Your goal:
All entries, exactly as written, should be output again.

Provided entries:
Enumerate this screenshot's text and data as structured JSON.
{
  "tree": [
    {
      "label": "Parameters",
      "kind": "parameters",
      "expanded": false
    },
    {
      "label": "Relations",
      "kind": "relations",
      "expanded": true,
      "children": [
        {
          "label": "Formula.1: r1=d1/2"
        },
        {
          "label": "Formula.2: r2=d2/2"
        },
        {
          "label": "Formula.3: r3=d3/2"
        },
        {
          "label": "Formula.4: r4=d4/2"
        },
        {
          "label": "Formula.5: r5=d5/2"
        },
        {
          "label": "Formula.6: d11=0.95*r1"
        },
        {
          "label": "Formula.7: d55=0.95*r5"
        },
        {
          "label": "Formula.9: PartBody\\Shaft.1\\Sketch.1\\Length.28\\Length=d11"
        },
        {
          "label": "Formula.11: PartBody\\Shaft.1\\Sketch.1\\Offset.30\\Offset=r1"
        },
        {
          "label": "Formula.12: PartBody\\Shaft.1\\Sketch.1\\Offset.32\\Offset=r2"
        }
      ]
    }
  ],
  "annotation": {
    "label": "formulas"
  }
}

Exercise output:
Enumerate this screenshot's text and data as structured JSON.
{
  "tree": [
    {
      "label": "Parameters",
      "kind": "parameters",
      "expanded": false
    },
    {
      "label": "Relations",
      "kind": "relations",
      "expanded": true,
      "children": [
        {
          "label": "Formula.1: r1=d1/2"
        },
        {
          "label": "Formula.2: r2=d2/2"
        },
        {
          "label": "Formula.3: r3=d3/2"
        },
        {
          "label": "Formula.4: r4=d4/2"
        },
        {
          "label": "Formula.5: r5=d5/2"
        },
        {
          "label": "Formula.6: d11=0.95*r1"
        },
        {
          "label": "Formula.7: d55=0.95*r5"
        },
        {
          "label": "Formula.9: PartBody\\Shaft.1\\Sketch.1\\Length.28\\Length=d11"
        },
        {
          "label": "Formula.11: PartBody\\Shaft.1\\Sketch.1\\Offset.30\\Offset=r1"
        },
        {
          "label": "Formula.12: PartBody\\Shaft.1\\Sketch.1\\Offset.32\\Offset=r2"
        }
      ]
    }
  ],
  "annotation": {
    "label": "formulas"
  }
}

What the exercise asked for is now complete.